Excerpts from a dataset
○ ○ ○
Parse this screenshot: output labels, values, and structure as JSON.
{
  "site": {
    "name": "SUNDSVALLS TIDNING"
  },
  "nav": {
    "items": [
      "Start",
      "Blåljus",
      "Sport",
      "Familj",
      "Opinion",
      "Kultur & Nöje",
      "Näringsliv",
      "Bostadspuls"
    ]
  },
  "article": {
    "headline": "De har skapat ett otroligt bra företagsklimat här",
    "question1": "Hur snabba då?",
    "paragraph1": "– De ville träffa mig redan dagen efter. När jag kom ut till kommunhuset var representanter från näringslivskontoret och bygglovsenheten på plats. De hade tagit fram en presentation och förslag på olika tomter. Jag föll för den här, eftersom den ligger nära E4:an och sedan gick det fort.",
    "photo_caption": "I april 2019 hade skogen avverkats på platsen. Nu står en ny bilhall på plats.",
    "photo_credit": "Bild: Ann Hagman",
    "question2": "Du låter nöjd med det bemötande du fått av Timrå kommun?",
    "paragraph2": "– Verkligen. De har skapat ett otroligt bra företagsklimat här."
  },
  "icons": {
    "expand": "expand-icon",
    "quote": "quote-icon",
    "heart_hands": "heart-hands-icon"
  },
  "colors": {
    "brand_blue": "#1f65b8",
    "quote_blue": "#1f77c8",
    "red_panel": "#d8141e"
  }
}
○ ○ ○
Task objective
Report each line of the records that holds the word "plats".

Output below
    "paragraph1": "– De ville träffa mig redan dagen efter. När jag kom ut till kommunhuset var representanter från näringslivskontoret och bygglovsenheten på plats. De hade tagit fram en presentation och förslag på olika tomter. Jag föll för den här, eftersom den ligger nära E4:an och sedan gick det fort.",
    "photo_caption": "I april 2019 hade skogen avverkats på platsen. Nu står en ny bilhall på plats.",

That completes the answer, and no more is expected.